It referred to Mt. Hood, the big snowcapped beauty I would stare at when I lived in Portland 19 years ago. NINETEEN FRIGGIN YEARS!! I was just out of college, lost and found on the Rose City streets. Elliott Smith played secret solo shows in sad bars while his rock band Heatmiser rocked in clubs. Team Dresch began in a basement of a house called The Curse where only girls were allowed. Even the wonderful drummer, Scotty Plouf of Built to Spill, sitting in until they got Marci Marinez to play had to leave after the set. We did self defense exercises between bands and tugged our arm warmers up that we made from tube socks. The Space Room made the best Bloody Marys in town and I stayed up all night with my new dyke badge of honor and hefty lines of my new friend crystal meth. I had no idea then all the people we would lose, all the women I would love, and that I would ever really break up with my true love of defensiveness: cigarettes. Mt Hood watched over all of us, dragging our hearts around Smith's alphabet town, some lugging black tar heroin, some with the dirty speed on their back, an itchy monkey with a burn, and some just dying from the lack of light. But we'd all look up and trace the snow paths down the big rock, tears spilling down the sky in the distance, and we'd wonder, What Happens Next, World, and who can we tell about the pounding in our chests?

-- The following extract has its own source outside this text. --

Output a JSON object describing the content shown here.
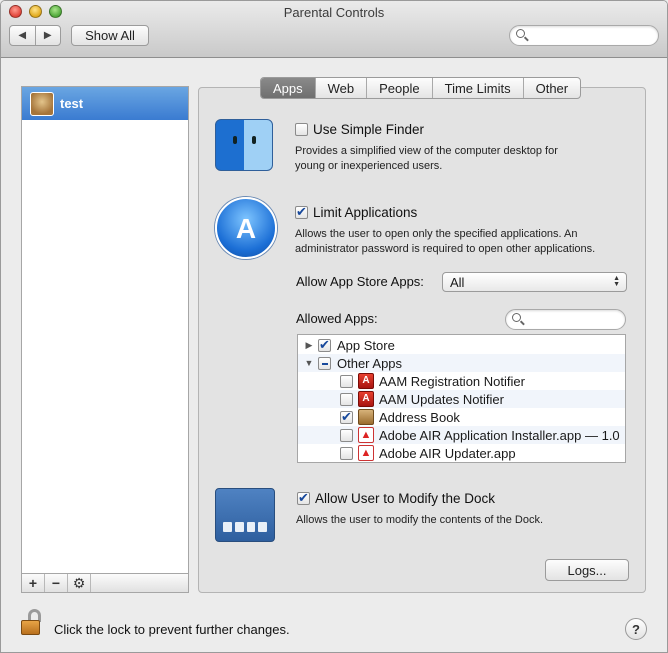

Next August I'll return to Oregon for this race. It's the world's biggest relay. 12 of us will arrive, some of us strangers, some old friends, some even siblings, with 2 vans, chests full of snacks, and 199 miles in front of us. Over the course of 36 hours, we will take turns running legs of approximately 6 miles each, 3 times over. That's 18 miles in 36 hours. That last leg will be a real bitch. At the end, through night and gravel and farmland and heat and more mountains and Portland, we'll all arrive together and look at the wide ocean, me looking at all that salt, back over and over 20 years. I will be 43 by then, my wild grey Leo mane tied up and bopping through the Oregon terrain: no cigarrettes, no crystal meth, no lunatic girlfriends, and with any luck at all, no excruciating pain this time round.
Come with me. I started training this week. It's hilarious already.